Dataset rows for apps and sites

>>>

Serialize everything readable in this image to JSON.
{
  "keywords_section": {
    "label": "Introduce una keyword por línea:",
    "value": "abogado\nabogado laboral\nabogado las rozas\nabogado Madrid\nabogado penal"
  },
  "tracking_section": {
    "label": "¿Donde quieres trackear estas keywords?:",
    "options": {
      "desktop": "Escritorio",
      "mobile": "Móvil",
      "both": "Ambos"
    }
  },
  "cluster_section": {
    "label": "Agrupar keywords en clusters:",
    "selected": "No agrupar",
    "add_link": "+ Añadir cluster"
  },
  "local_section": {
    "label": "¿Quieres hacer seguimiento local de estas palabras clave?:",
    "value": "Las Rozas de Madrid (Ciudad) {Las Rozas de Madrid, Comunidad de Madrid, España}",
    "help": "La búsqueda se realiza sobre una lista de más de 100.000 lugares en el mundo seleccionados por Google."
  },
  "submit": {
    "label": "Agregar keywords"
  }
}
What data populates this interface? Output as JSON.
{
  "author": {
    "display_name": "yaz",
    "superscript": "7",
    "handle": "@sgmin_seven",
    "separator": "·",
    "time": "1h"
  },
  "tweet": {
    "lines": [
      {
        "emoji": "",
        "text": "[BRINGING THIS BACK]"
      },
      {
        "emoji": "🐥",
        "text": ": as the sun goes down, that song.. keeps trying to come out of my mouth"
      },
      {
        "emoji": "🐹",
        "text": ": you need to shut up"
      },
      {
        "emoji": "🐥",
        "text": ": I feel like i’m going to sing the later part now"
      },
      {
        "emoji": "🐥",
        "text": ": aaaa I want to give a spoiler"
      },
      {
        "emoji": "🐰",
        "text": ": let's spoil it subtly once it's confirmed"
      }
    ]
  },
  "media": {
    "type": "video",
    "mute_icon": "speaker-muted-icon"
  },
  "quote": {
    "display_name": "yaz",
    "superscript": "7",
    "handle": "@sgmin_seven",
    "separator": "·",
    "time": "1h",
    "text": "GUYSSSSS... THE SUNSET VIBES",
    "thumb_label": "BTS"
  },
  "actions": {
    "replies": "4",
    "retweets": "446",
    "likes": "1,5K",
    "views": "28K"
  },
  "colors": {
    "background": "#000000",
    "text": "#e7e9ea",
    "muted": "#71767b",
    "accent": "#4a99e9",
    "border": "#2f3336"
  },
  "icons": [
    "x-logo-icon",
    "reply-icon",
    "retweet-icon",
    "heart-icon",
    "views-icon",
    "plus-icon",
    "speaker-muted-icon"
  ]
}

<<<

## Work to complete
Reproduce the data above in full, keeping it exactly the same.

## Finished exercise
Serialize everything readable in this image to JSON.
{
  "keywords_section": {
    "label": "Introduce una keyword por línea:",
    "value": "abogado\nabogado laboral\nabogado las rozas\nabogado Madrid\nabogado penal"
  },
  "tracking_section": {
    "label": "¿Donde quieres trackear estas keywords?:",
    "options": {
      "desktop": "Escritorio",
      "mobile": "Móvil",
      "both": "Ambos"
    }
  },
  "cluster_section": {
    "label": "Agrupar keywords en clusters:",
    "selected": "No agrupar",
    "add_link": "+ Añadir cluster"
  },
  "local_section": {
    "label": "¿Quieres hacer seguimiento local de estas palabras clave?:",
    "value": "Las Rozas de Madrid (Ciudad) {Las Rozas de Madrid, Comunidad de Madrid, España}",
    "help": "La búsqueda se realiza sobre una lista de más de 100.000 lugares en el mundo seleccionados por Google."
  },
  "submit": {
    "label": "Agregar keywords"
  }
}
What data populates this interface? Output as JSON.
{
  "author": {
    "display_name": "yaz",
    "superscript": "7",
    "handle": "@sgmin_seven",
    "separator": "·",
    "time": "1h"
  },
  "tweet": {
    "lines": [
      {
        "emoji": "",
        "text": "[BRINGING THIS BACK]"
      },
      {
        "emoji": "🐥",
        "text": ": as the sun goes down, that song.. keeps trying to come out of my mouth"
      },
      {
        "emoji": "🐹",
        "text": ": you need to shut up"
      },
      {
        "emoji": "🐥",
        "text": ": I feel like i’m going to sing the later part now"
      },
      {
        "emoji": "🐥",
        "text": ": aaaa I want to give a spoiler"
      },
      {
        "emoji": "🐰",
        "text": ": let's spoil it subtly once it's confirmed"
      }
    ]
  },
  "media": {
    "type": "video",
    "mute_icon": "speaker-muted-icon"
  },
  "quote": {
    "display_name": "yaz",
    "superscript": "7",
    "handle": "@sgmin_seven",
    "separator": "·",
    "time": "1h",
    "text": "GUYSSSSS... THE SUNSET VIBES",
    "thumb_label": "BTS"
  },
  "actions": {
    "replies": "4",
    "retweets": "446",
    "likes": "1,5K",
    "views": "28K"
  },
  "colors": {
    "background": "#000000",
    "text": "#e7e9ea",
    "muted": "#71767b",
    "accent": "#4a99e9",
    "border": "#2f3336"
  },
  "icons": [
    "x-logo-icon",
    "reply-icon",
    "retweet-icon",
    "heart-icon",
    "views-icon",
    "plus-icon",
    "speaker-muted-icon"
  ]
}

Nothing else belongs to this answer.